- **Materials provided**:
========

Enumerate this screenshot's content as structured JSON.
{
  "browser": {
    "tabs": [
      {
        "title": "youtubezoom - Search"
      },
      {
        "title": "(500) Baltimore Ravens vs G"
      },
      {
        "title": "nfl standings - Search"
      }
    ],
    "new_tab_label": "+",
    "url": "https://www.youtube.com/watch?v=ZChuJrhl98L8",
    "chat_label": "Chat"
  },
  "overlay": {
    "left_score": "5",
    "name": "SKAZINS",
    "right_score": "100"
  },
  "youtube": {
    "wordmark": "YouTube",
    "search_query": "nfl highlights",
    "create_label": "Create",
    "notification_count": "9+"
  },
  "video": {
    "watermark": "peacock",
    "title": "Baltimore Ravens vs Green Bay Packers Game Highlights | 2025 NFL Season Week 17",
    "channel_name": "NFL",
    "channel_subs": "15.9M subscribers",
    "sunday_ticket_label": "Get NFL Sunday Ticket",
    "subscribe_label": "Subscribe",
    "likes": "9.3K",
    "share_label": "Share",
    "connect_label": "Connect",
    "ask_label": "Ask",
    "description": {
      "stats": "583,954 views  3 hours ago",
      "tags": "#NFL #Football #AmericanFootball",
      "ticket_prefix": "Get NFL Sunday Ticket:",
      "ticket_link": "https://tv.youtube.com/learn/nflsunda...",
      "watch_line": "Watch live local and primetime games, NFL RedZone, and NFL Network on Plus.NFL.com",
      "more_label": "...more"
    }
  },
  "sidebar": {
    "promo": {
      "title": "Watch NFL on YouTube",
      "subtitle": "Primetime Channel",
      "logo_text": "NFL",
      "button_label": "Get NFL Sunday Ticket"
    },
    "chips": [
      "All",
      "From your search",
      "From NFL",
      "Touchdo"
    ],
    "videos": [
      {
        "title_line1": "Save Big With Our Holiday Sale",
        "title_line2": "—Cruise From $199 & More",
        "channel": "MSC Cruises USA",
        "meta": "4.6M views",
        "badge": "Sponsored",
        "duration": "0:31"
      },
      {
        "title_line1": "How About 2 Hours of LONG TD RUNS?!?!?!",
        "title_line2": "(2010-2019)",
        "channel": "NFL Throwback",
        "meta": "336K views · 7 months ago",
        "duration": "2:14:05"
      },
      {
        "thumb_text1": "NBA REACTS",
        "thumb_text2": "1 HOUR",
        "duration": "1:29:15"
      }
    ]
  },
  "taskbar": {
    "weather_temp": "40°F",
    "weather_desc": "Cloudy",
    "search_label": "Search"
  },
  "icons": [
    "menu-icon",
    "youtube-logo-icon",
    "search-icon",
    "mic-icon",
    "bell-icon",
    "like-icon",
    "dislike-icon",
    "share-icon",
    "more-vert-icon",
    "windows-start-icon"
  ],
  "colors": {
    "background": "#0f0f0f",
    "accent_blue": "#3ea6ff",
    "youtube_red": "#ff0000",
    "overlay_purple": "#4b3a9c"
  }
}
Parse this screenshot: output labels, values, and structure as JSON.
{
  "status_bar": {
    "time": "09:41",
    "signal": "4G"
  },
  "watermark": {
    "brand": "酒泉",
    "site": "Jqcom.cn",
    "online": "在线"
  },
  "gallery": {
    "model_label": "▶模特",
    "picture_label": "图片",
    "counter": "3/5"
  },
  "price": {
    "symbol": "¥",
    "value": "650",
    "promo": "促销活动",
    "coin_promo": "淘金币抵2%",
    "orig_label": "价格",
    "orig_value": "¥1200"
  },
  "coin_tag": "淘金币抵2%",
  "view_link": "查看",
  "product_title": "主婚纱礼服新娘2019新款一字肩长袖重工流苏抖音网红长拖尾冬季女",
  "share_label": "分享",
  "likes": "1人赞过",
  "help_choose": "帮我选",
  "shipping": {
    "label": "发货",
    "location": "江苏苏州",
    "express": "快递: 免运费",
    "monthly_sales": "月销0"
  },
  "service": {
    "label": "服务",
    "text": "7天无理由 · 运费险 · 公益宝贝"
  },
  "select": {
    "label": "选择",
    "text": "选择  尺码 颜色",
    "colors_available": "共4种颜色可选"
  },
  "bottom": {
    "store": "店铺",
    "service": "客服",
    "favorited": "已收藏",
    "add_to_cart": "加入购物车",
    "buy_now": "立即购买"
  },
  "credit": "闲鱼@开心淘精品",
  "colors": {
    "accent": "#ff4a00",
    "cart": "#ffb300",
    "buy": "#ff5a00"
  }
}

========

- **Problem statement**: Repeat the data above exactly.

- **Result of the task**:
Enumerate this screenshot's content as structured JSON.
{
  "browser": {
    "tabs": [
      {
        "title": "youtubezoom - Search"
      },
      {
        "title": "(500) Baltimore Ravens vs G"
      },
      {
        "title": "nfl standings - Search"
      }
    ],
    "new_tab_label": "+",
    "url": "https://www.youtube.com/watch?v=ZChuJrhl98L8",
    "chat_label": "Chat"
  },
  "overlay": {
    "left_score": "5",
    "name": "SKAZINS",
    "right_score": "100"
  },
  "youtube": {
    "wordmark": "YouTube",
    "search_query": "nfl highlights",
    "create_label": "Create",
    "notification_count": "9+"
  },
  "video": {
    "watermark": "peacock",
    "title": "Baltimore Ravens vs Green Bay Packers Game Highlights | 2025 NFL Season Week 17",
    "channel_name": "NFL",
    "channel_subs": "15.9M subscribers",
    "sunday_ticket_label": "Get NFL Sunday Ticket",
    "subscribe_label": "Subscribe",
    "likes": "9.3K",
    "share_label": "Share",
    "connect_label": "Connect",
    "ask_label": "Ask",
    "description": {
      "stats": "583,954 views  3 hours ago",
      "tags": "#NFL #Football #AmericanFootball",
      "ticket_prefix": "Get NFL Sunday Ticket:",
      "ticket_link": "https://tv.youtube.com/learn/nflsunda...",
      "watch_line": "Watch live local and primetime games, NFL RedZone, and NFL Network on Plus.NFL.com",
      "more_label": "...more"
    }
  },
  "sidebar": {
    "promo": {
      "title": "Watch NFL on YouTube",
      "subtitle": "Primetime Channel",
      "logo_text": "NFL",
      "button_label": "Get NFL Sunday Ticket"
    },
    "chips": [
      "All",
      "From your search",
      "From NFL",
      "Touchdo"
    ],
    "videos": [
      {
        "title_line1": "Save Big With Our Holiday Sale",
        "title_line2": "—Cruise From $199 & More",
        "channel": "MSC Cruises USA",
        "meta": "4.6M views",
        "badge": "Sponsored",
        "duration": "0:31"
      },
      {
        "title_line1": "How About 2 Hours of LONG TD RUNS?!?!?!",
        "title_line2": "(2010-2019)",
        "channel": "NFL Throwback",
        "meta": "336K views · 7 months ago",
        "duration": "2:14:05"
      },
      {
        "thumb_text1": "NBA REACTS",
        "thumb_text2": "1 HOUR",
        "duration": "1:29:15"
      }
    ]
  },
  "taskbar": {
    "weather_temp": "40°F",
    "weather_desc": "Cloudy",
    "search_label": "Search"
  },
  "icons": [
    "menu-icon",
    "youtube-logo-icon",
    "search-icon",
    "mic-icon",
    "bell-icon",
    "like-icon",
    "dislike-icon",
    "share-icon",
    "more-vert-icon",
    "windows-start-icon"
  ],
  "colors": {
    "background": "#0f0f0f",
    "accent_blue": "#3ea6ff",
    "youtube_red": "#ff0000",
    "overlay_purple": "#4b3a9c"
  }
}
Parse this screenshot: output labels, values, and structure as JSON.
{
  "status_bar": {
    "time": "09:41",
    "signal": "4G"
  },
  "watermark": {
    "brand": "酒泉",
    "site": "Jqcom.cn",
    "online": "在线"
  },
  "gallery": {
    "model_label": "▶模特",
    "picture_label": "图片",
    "counter": "3/5"
  },
  "price": {
    "symbol": "¥",
    "value": "650",
    "promo": "促销活动",
    "coin_promo": "淘金币抵2%",
    "orig_label": "价格",
    "orig_value": "¥1200"
  },
  "coin_tag": "淘金币抵2%",
  "view_link": "查看",
  "product_title": "主婚纱礼服新娘2019新款一字肩长袖重工流苏抖音网红长拖尾冬季女",
  "share_label": "分享",
  "likes": "1人赞过",
  "help_choose": "帮我选",
  "shipping": {
    "label": "发货",
    "location": "江苏苏州",
    "express": "快递: 免运费",
    "monthly_sales": "月销0"
  },
  "service": {
    "label": "服务",
    "text": "7天无理由 · 运费险 · 公益宝贝"
  },
  "select": {
    "label": "选择",
    "text": "选择  尺码 颜色",
    "colors_available": "共4种颜色可选"
  },
  "bottom": {
    "store": "店铺",
    "service": "客服",
    "favorited": "已收藏",
    "add_to_cart": "加入购物车",
    "buy_now": "立即购买"
  },
  "credit": "闲鱼@开心淘精品",
  "colors": {
    "accent": "#ff4a00",
    "cart": "#ffb300",
    "buy": "#ff5a00"
  }
}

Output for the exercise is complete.